Exercise prompt — For each line of the data below, copy it if it holds the word "Best".

Given information —
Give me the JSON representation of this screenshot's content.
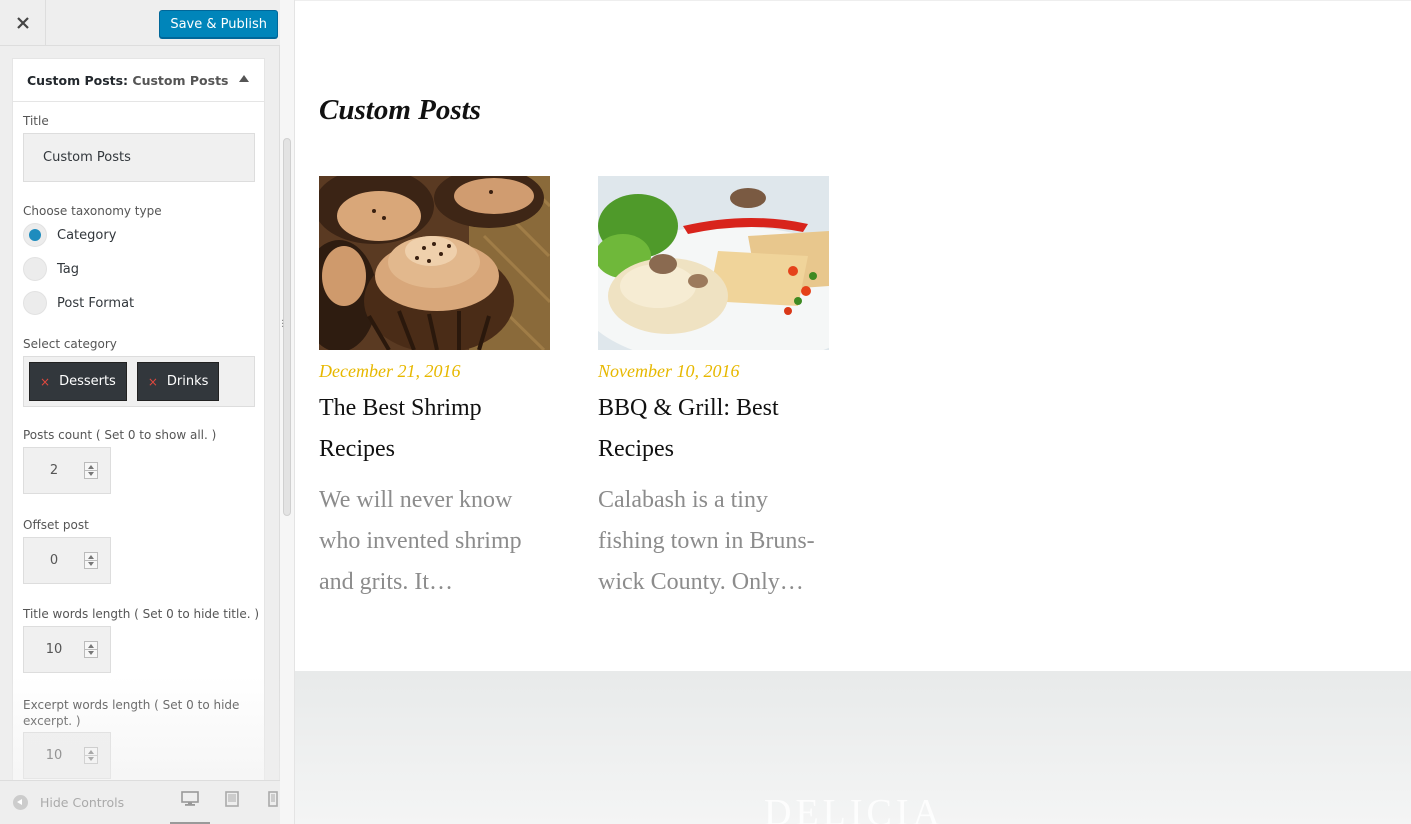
{
  "header": {
    "close_icon": "close-icon",
    "publish_label": "Save & Publish"
  },
  "widget": {
    "name": "Custom Posts:",
    "instance": "Custom Posts",
    "toggle_icon": "triangle-up-icon"
  },
  "form": {
    "title_label": "Title",
    "title_value": "Custom Posts",
    "taxonomy_label": "Choose taxonomy type",
    "taxonomy_options": [
      {
        "label": "Category",
        "checked": true
      },
      {
        "label": "Tag",
        "checked": false
      },
      {
        "label": "Post Format",
        "checked": false
      }
    ],
    "category_label": "Select category",
    "categories": [
      "Desserts",
      "Drinks"
    ],
    "tag_remove_glyph": "×",
    "posts_count_label": "Posts count ( Set 0 to show all. )",
    "posts_count_value": "2",
    "offset_label": "Offset post",
    "offset_value": "0",
    "title_words_label": "Title words length ( Set 0 to hide title. )",
    "title_words_value": "10",
    "excerpt_words_label": "Excerpt words length ( Set 0 to hide excerpt. )",
    "excerpt_words_value": "10"
  },
  "footer": {
    "hide_controls_label": "Hide Controls",
    "devices": [
      "desktop-icon",
      "tablet-icon",
      "mobile-icon"
    ],
    "active_device": "desktop"
  },
  "preview": {
    "widget_title": "Custom Posts",
    "posts": [
      {
        "date": "December 21, 2016",
        "title": "The Best Shrimp Recipes",
        "excerpt": "We will never know who invented shrimp and grits. It…",
        "image": "cupcakes-photo"
      },
      {
        "date": "November 10, 2016",
        "title": "BBQ & Grill: Best Recipes",
        "excerpt": "Calabash is a tiny fishing town in Bruns-wick County. Only…",
        "image": "crepe-plate-photo"
      }
    ],
    "footer_logo": "DELICIA"
  },
  "colors": {
    "publish_button": "#0085ba",
    "radio_checked": "#1e8cbe",
    "post_date": "#e7b800",
    "tag_chip": "#32373c",
    "tag_remove": "#e0483e"
  }
}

Worked solution —
        "title": "The Best Shrimp Recipes",
        "title": "BBQ & Grill: Best Recipes",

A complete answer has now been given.